═════ Input data ═════
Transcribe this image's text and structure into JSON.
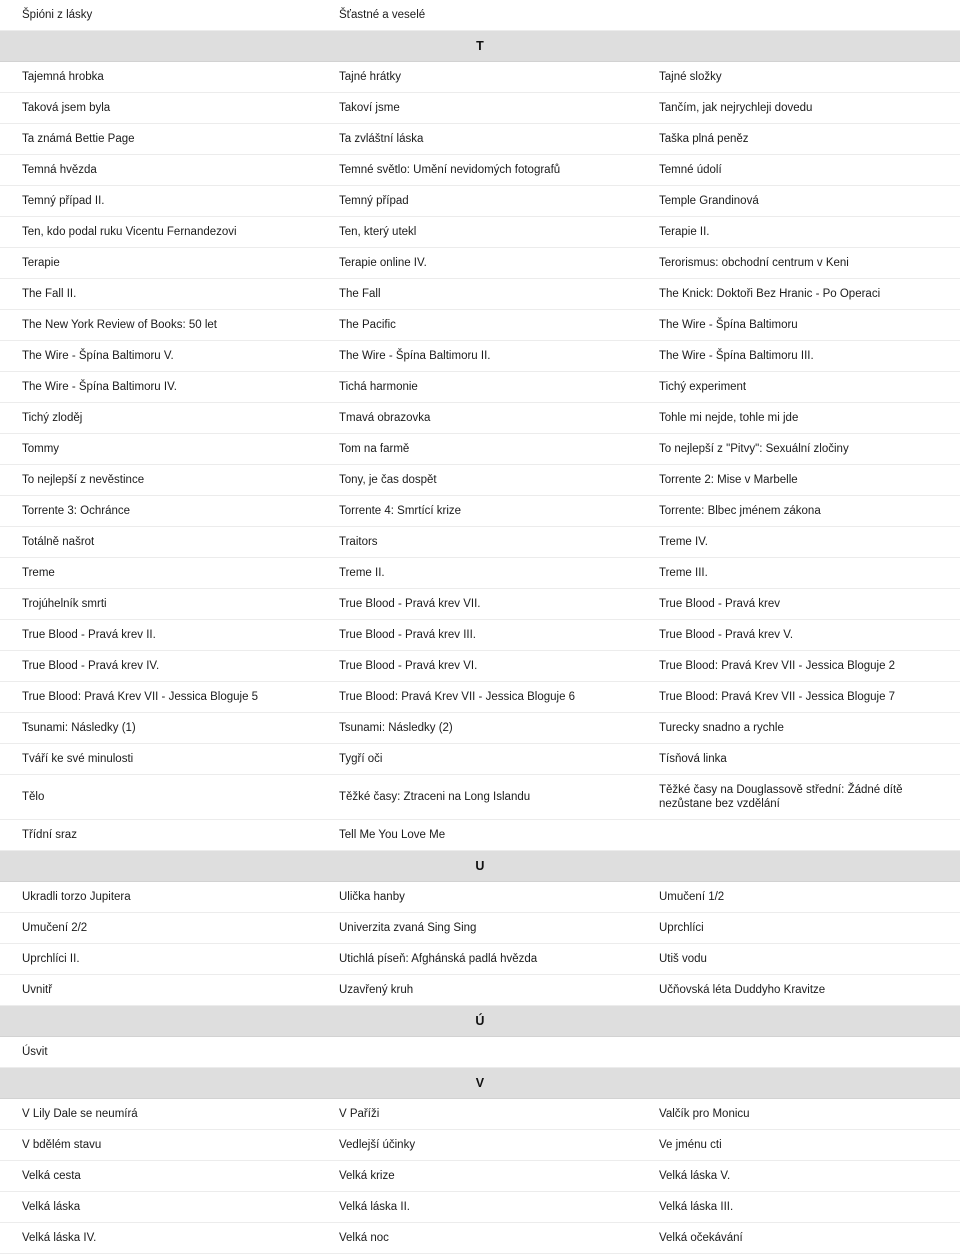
{
  "page": {
    "title": "Czech Title Index",
    "columns": 3,
    "colors": {
      "page_background": "#ffffff",
      "section_band_background": "#dedede",
      "row_separator": "#ececec",
      "text": "#1b1b1b"
    }
  },
  "blocks": [
    {
      "type": "rows",
      "rows": [
        [
          "Špióni z lásky",
          "Šťastné a veselé",
          ""
        ]
      ]
    },
    {
      "type": "section",
      "letter": "T"
    },
    {
      "type": "rows",
      "rows": [
        [
          "Tajemná hrobka",
          "Tajné hrátky",
          "Tajné složky"
        ],
        [
          "Taková jsem byla",
          "Takoví jsme",
          "Tančím, jak nejrychleji dovedu"
        ],
        [
          "Ta známá Bettie Page",
          "Ta zvláštní láska",
          "Taška plná peněz"
        ],
        [
          "Temná hvězda",
          "Temné světlo: Umění nevidomých fotografů",
          "Temné údolí"
        ],
        [
          "Temný případ II.",
          "Temný případ",
          "Temple Grandinová"
        ],
        [
          "Ten, kdo podal ruku Vicentu Fernandezovi",
          "Ten, který utekl",
          "Terapie II."
        ],
        [
          "Terapie",
          "Terapie online IV.",
          "Terorismus: obchodní centrum v Keni"
        ],
        [
          "The Fall II.",
          "The Fall",
          "The Knick: Doktoři Bez Hranic - Po Operaci"
        ],
        [
          "The New York Review of Books: 50 let",
          "The Pacific",
          "The Wire - Špína Baltimoru"
        ],
        [
          "The Wire - Špína Baltimoru V.",
          "The Wire - Špína Baltimoru II.",
          "The Wire - Špína Baltimoru III."
        ],
        [
          "The Wire - Špína Baltimoru IV.",
          "Tichá harmonie",
          "Tichý experiment"
        ],
        [
          "Tichý zloděj",
          "Tmavá obrazovka",
          "Tohle mi nejde, tohle mi jde"
        ],
        [
          "Tommy",
          "Tom na farmě",
          "To nejlepší z \"Pitvy\": Sexuální zločiny"
        ],
        [
          "To nejlepší z nevěstince",
          "Tony, je čas dospět",
          "Torrente 2: Mise v Marbelle"
        ],
        [
          "Torrente 3: Ochránce",
          "Torrente 4: Smrtící krize",
          "Torrente: Blbec jménem zákona"
        ],
        [
          "Totálně našrot",
          "Traitors",
          "Treme IV."
        ],
        [
          "Treme",
          "Treme II.",
          "Treme III."
        ],
        [
          "Trojúhelník smrti",
          "True Blood - Pravá krev VII.",
          "True Blood - Pravá krev"
        ],
        [
          "True Blood - Pravá krev II.",
          "True Blood - Pravá krev III.",
          "True Blood - Pravá krev V."
        ],
        [
          "True Blood - Pravá krev IV.",
          "True Blood - Pravá krev VI.",
          "True Blood: Pravá Krev VII - Jessica Bloguje 2"
        ],
        [
          "True Blood: Pravá Krev VII - Jessica Bloguje 5",
          "True Blood: Pravá Krev VII - Jessica Bloguje 6",
          "True Blood: Pravá Krev VII - Jessica Bloguje 7"
        ],
        [
          "Tsunami: Následky (1)",
          "Tsunami: Následky (2)",
          "Turecky snadno a rychle"
        ],
        [
          "Tváří ke své minulosti",
          "Tygří oči",
          "Tísňová linka"
        ]
      ]
    },
    {
      "type": "rows",
      "tall": true,
      "rows": [
        [
          "Tělo",
          "Těžké časy: Ztraceni na Long Islandu",
          "Těžké časy na Douglassově střední: Žádné dítě nezůstane bez vzdělání"
        ]
      ]
    },
    {
      "type": "rows",
      "rows": [
        [
          "Třídní sraz",
          "Tell Me You Love Me",
          ""
        ]
      ]
    },
    {
      "type": "section",
      "letter": "U"
    },
    {
      "type": "rows",
      "rows": [
        [
          "Ukradli torzo Jupitera",
          "Ulička hanby",
          "Umučení 1/2"
        ],
        [
          "Umučení 2/2",
          "Univerzita zvaná Sing Sing",
          "Uprchlíci"
        ],
        [
          "Uprchlíci II.",
          "Utichlá píseň: Afghánská padlá hvězda",
          "Utiš vodu"
        ],
        [
          "Uvnitř",
          "Uzavřený kruh",
          "Učňovská léta Duddyho Kravitze"
        ]
      ]
    },
    {
      "type": "section",
      "letter": "Ú"
    },
    {
      "type": "rows",
      "rows": [
        [
          "Úsvit",
          "",
          ""
        ]
      ]
    },
    {
      "type": "section",
      "letter": "V"
    },
    {
      "type": "rows",
      "rows": [
        [
          "V Lily Dale se neumírá",
          "V Paříži",
          "Valčík pro Monicu"
        ],
        [
          "V bdělém stavu",
          "Vedlejší účinky",
          "Ve jménu cti"
        ],
        [
          "Velká cesta",
          "Velká krize",
          "Velká láska V."
        ],
        [
          "Velká láska",
          "Velká láska II.",
          "Velká láska III."
        ],
        [
          "Velká láska IV.",
          "Velká noc",
          "Velká očekávání"
        ]
      ]
    }
  ]
}
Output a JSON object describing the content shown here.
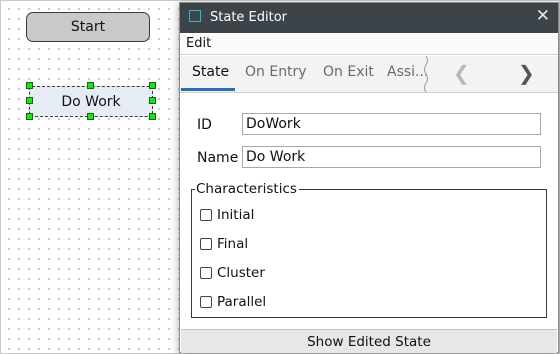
{
  "canvas": {
    "nodes": [
      {
        "label": "Start"
      },
      {
        "label": "Do Work"
      }
    ]
  },
  "dialog": {
    "title": "State Editor",
    "close_glyph": "✕",
    "menu": {
      "edit": "Edit"
    },
    "tabs": [
      "State",
      "On Entry",
      "On Exit",
      "Assi..."
    ],
    "nav": {
      "prev": "❮",
      "next": "❯"
    },
    "fields": {
      "id_label": "ID",
      "id_value": "DoWork",
      "name_label": "Name",
      "name_value": "Do Work"
    },
    "characteristics": {
      "title": "Characteristics",
      "options": [
        "Initial",
        "Final",
        "Cluster",
        "Parallel"
      ]
    },
    "show_button": "Show Edited State"
  },
  "colors": {
    "titlebar": "#3d4449",
    "accent": "#2b6fb3",
    "selection_handle": "#22dd22",
    "title_icon": "#33b6d6"
  }
}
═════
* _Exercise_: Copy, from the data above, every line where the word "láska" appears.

* _Answer section_:
          "Ta zvláštní láska",
          "Velká láska V."
          "Velká láska",
          "Velká láska II.",
          "Velká láska III."
          "Velká láska IV.",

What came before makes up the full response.